She was born into the labor movement, where both her parents and grandparents raised her with the values of solidarity and intersectional movements.
"Kara is eager and enthusiastic about changing the face of labor to be more inclusive and representative of the demographic in Texas," said Lee Forbes, her colleague at the Texas AFL-CIO. "Her unwavering passion and dedication to elevate young workers, and especially women, is not only admirable, but quite awe-inspiring."
In January, under Kara’s leadership, Texas Young Active Labor Leaders (YALL) held its first statewide conference. Nearly 100 people attended the gathering; they took to the streets on Jan. 20 to stand for their values.
Julia Kranzthor says of Sheehan, "Through her work with the AFL-CIO, Kara is a champion of worker's rights, women's rights and immigrants’ rights. What she can't fit into her workweek, she volunteers. She is a joy to be around and an inspiration, always getting people to be better, do better and work harder. She truly is a special young organizer."
With young people making up a bigger share of the workforce and the voting population, Sheehan thinks unions need to engage more young people—and she has been doing just that in Texas. There now are young worker groups in Austin, Dallas and Houston, with growing numbers of people who are getting active.
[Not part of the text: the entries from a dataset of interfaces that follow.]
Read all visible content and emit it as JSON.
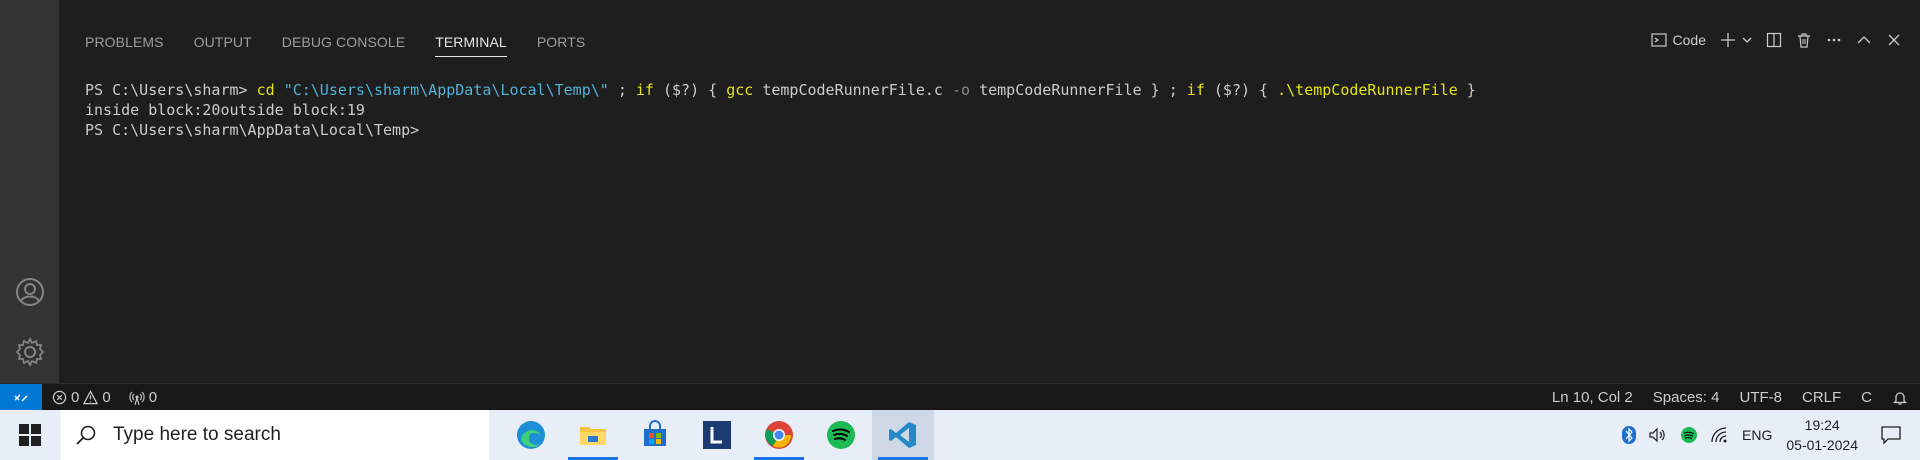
{
  "panel": {
    "tabs": [
      {
        "label": "PROBLEMS"
      },
      {
        "label": "OUTPUT"
      },
      {
        "label": "DEBUG CONSOLE"
      },
      {
        "label": "TERMINAL"
      },
      {
        "label": "PORTS"
      }
    ],
    "active_tab": "TERMINAL",
    "terminal_label": "Code"
  },
  "terminal": {
    "prompt1": "PS C:\\Users\\sharm> ",
    "cmd": "cd",
    "path_str": "\"C:\\Users\\sharm\\AppData\\Local\\Temp\\\"",
    "sep1": " ; ",
    "if1": "if",
    "cond1": " ($?) { ",
    "gcc": "gcc",
    "gcc_args": " tempCodeRunnerFile.c ",
    "flag": "-o",
    "out_file": " tempCodeRunnerFile } ; ",
    "if2": "if",
    "cond2": " ($?) { ",
    "exec": ".\\tempCodeRunnerFile",
    "close": " }",
    "output": "inside block:20outside block:19",
    "prompt2": "PS C:\\Users\\sharm\\AppData\\Local\\Temp>"
  },
  "statusbar": {
    "errors": "0",
    "warnings": "0",
    "ports": "0",
    "position": "Ln 10, Col 2",
    "spaces": "Spaces: 4",
    "encoding": "UTF-8",
    "eol": "CRLF",
    "language": "C"
  },
  "taskbar": {
    "search_placeholder": "Type here to search",
    "lang": "ENG",
    "time": "19:24",
    "date": "05-01-2024"
  },
  "colors": {
    "accent": "#0078d4",
    "terminal_keyword": "#e5e510",
    "terminal_string": "#4fb1d6"
  }
}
Her advice to young union members, activists and staff? "Every day will present its own challenges, but don’t give up. There are people who want to support us and make sure that we succeed. Find those people! And remember, this is a movement and it involves a lot of people and input. While it can be frustrating and challenging, it’s on us to stick with it. The more we fight, the more change we will see."
Reprinted with permission from the AFL-CIO Blog.